We must support Nigeria's church so it can be a force for prayer, reconciliation and peace. In Nigeria, Open Doors encourages Christians facing persecution and hostility by distributing Bibles and offering biblical training of leaders in ministry skills and Sunday school ministry. Open Doors assists Christians in northern Sharia states to educate their children, provides emergency support in crisis situations and sponsors community development programs. It also promotes reconciliation.
Our agenda must be that of Jesus. We can't be emphasizing the wrongs done to us as Christians. We must embody the reconciliation found for all people in Jesus Christ. The Bible is clear. You can't make someone forgive you, but you can forgive them. Paul writes in Romans 12:18 that “if it is possible as far as it depends on you, be at peace with everyone.”
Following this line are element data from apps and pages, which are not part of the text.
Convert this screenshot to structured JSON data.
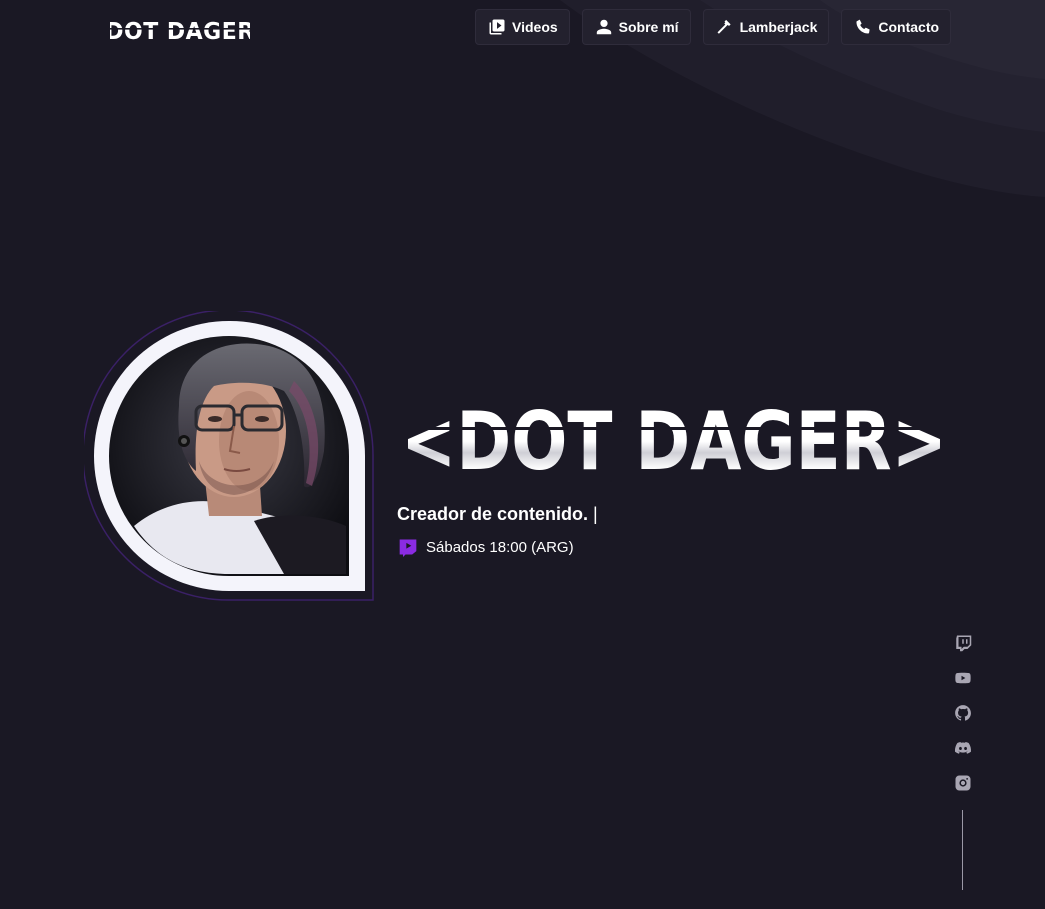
{
  "header": {
    "logo_text": "<DOT DAGER>",
    "nav": [
      {
        "label": "Videos",
        "icon": "video-library-icon"
      },
      {
        "label": "Sobre mí",
        "icon": "user-icon"
      },
      {
        "label": "Lamberjack",
        "icon": "hammer-icon"
      },
      {
        "label": "Contacto",
        "icon": "phone-icon"
      }
    ]
  },
  "hero": {
    "title": "<DOT DAGER>",
    "tagline": "Creador de contenido.",
    "cursor": "|",
    "schedule": "Sábados 18:00 (ARG)",
    "schedule_icon": "twitch-live-icon"
  },
  "social": [
    {
      "name": "twitch-icon"
    },
    {
      "name": "youtube-icon"
    },
    {
      "name": "github-icon"
    },
    {
      "name": "discord-icon"
    },
    {
      "name": "instagram-icon"
    }
  ],
  "colors": {
    "background": "#1a1824",
    "accent": "#8a2be2",
    "nav_bg": "#23212e",
    "icon_muted": "#a9a6b3"
  }
}
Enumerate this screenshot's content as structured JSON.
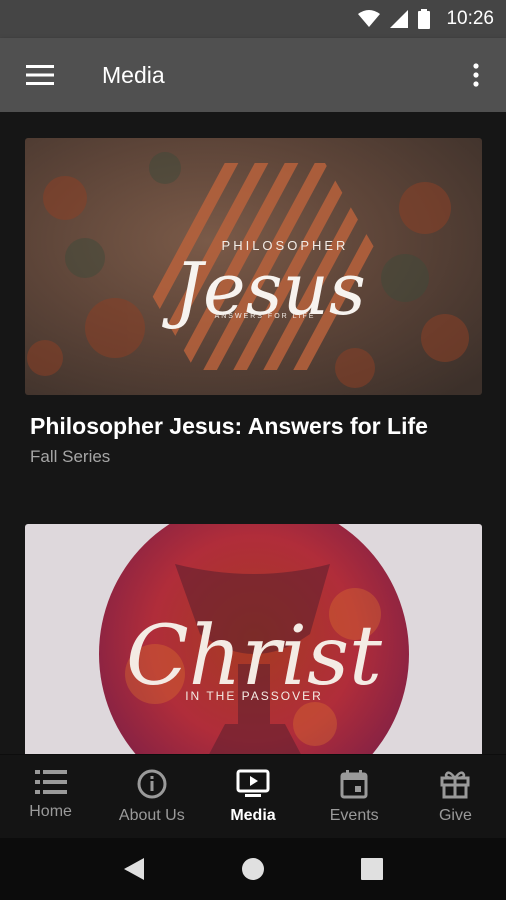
{
  "status_bar": {
    "time": "10:26"
  },
  "app_bar": {
    "title": "Media"
  },
  "media_items": [
    {
      "title": "Philosopher Jesus: Answers for Life",
      "subtitle": "Fall Series",
      "art": {
        "small_top": "PHILOSOPHER",
        "script": "Jesus",
        "small_bottom": "ANSWERS FOR LIFE"
      }
    },
    {
      "art": {
        "script": "Christ",
        "small_bottom": "IN THE PASSOVER"
      }
    }
  ],
  "bottom_nav": {
    "items": [
      {
        "label": "Home",
        "icon": "list-icon",
        "active": false
      },
      {
        "label": "About Us",
        "icon": "info-icon",
        "active": false
      },
      {
        "label": "Media",
        "icon": "tv-play-icon",
        "active": true
      },
      {
        "label": "Events",
        "icon": "calendar-icon",
        "active": false
      },
      {
        "label": "Give",
        "icon": "gift-icon",
        "active": false
      }
    ]
  },
  "colors": {
    "app_bar": "#505050",
    "status_bar": "#454545",
    "background": "#161616",
    "nav_active": "#ffffff",
    "nav_inactive": "#9a9a9a"
  }
}
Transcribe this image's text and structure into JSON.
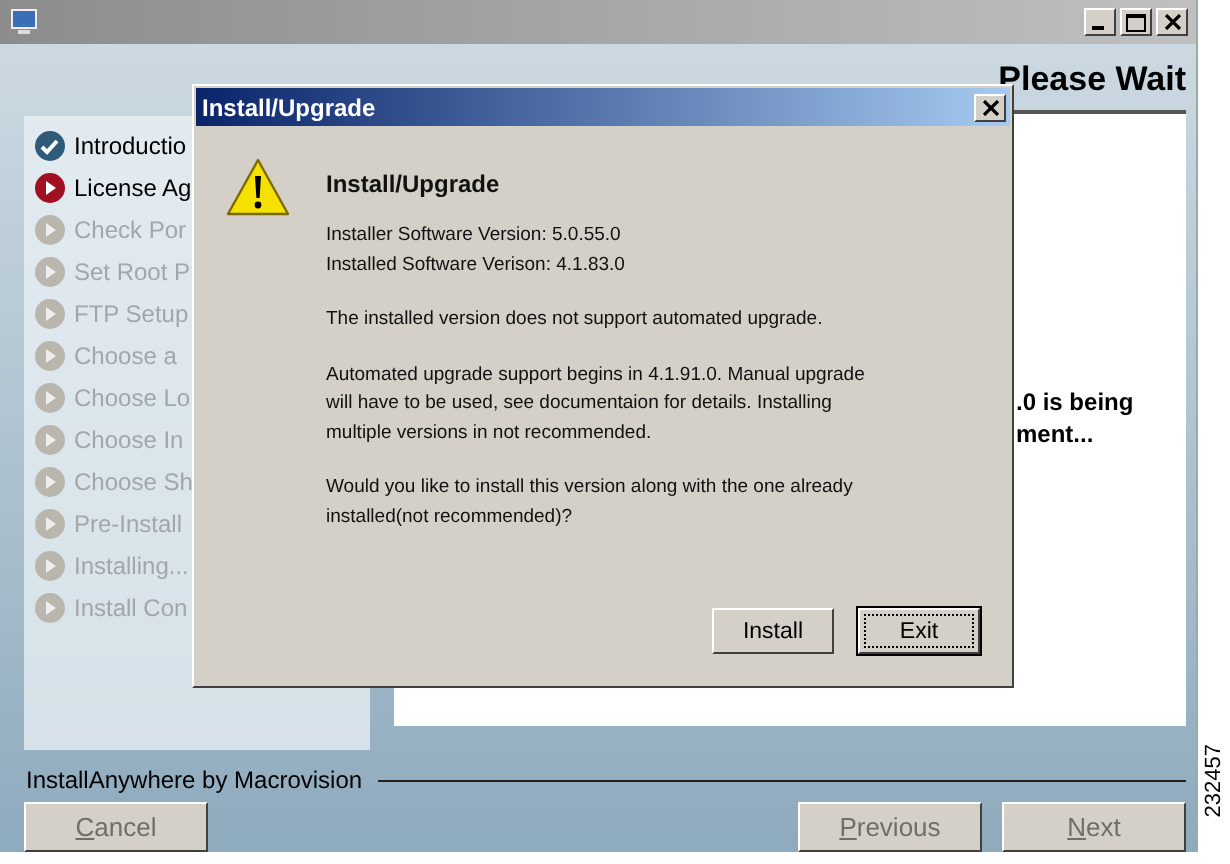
{
  "header": {
    "title": "Please Wait"
  },
  "steps": [
    {
      "label": "Introductio",
      "done": true,
      "current": false
    },
    {
      "label": "License Ag",
      "done": false,
      "current": true
    },
    {
      "label": "Check Por",
      "done": false,
      "current": false
    },
    {
      "label": "Set Root P",
      "done": false,
      "current": false
    },
    {
      "label": "FTP Setup",
      "done": false,
      "current": false
    },
    {
      "label": "Choose a",
      "done": false,
      "current": false
    },
    {
      "label": "Choose Lo",
      "done": false,
      "current": false
    },
    {
      "label": "Choose In",
      "done": false,
      "current": false
    },
    {
      "label": "Choose Sh",
      "done": false,
      "current": false
    },
    {
      "label": "Pre-Install",
      "done": false,
      "current": false
    },
    {
      "label": "Installing...",
      "done": false,
      "current": false
    },
    {
      "label": "Install Con",
      "done": false,
      "current": false
    }
  ],
  "content": {
    "lines": [
      ".0 is being",
      "ment..."
    ]
  },
  "footer": {
    "brand": "InstallAnywhere by Macrovision",
    "buttons": [
      {
        "label": "Cancel",
        "disabled": true
      },
      {
        "label": "Previous",
        "disabled": true
      },
      {
        "label": "Next",
        "disabled": true
      }
    ]
  },
  "dialog": {
    "title": "Install/Upgrade",
    "heading": "Install/Upgrade",
    "paragraphs": [
      [
        "Installer Software Version: 5.0.55.0",
        "Installed Software Verison: 4.1.83.0"
      ],
      [
        "The installed version does not support automated upgrade."
      ],
      [
        "Automated upgrade support begins in 4.1.91.0.  Manual upgrade",
        "will have to be used, see documentaion for details.  Installing",
        "multiple versions in not recommended."
      ],
      [
        "Would you like to install this version along with the one already",
        "installed(not recommended)?"
      ]
    ],
    "buttons": [
      {
        "label": "Install",
        "focused": false
      },
      {
        "label": "Exit",
        "focused": true
      }
    ]
  },
  "figure_id": "232457"
}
Peace must be the pursuit. There's no exception clause. We must come alongside the deeply wounded church struggling with forgiveness and feelings of hatred. We must help strengthen the church and transform that anger into love-empowered outreach. And we know love can conquer the hatred of our enemies.
The situation remains one of the planet's most tension-filled, intractable, difficult problems based on sheer size and potential for bloodshed. However, hope abides. That hope is resident in the heart of every believer who knows the power of reconciliation found in Jesus Christ.
He is a miracle-working God. The plight of Nigeria's Christians is dire, but I'm not without hope. The situation requires us to get to the heart of the matter where Christian faith and hope meet the Islamic extremists' ideology and zeal. We have to continue to work for the triumph of hope that is found in Christ alone.
Dr. Carl Moeller is president and CEO of Open Doors USA, an affiliate of Open Doors International, a worldwide ministry which has supported and strengthened persecuted Christians living in the most dangerous countries around the globe since 1955. For more information, visit www.OpenDoorsUSA.org.
Publication date: September 16, 2011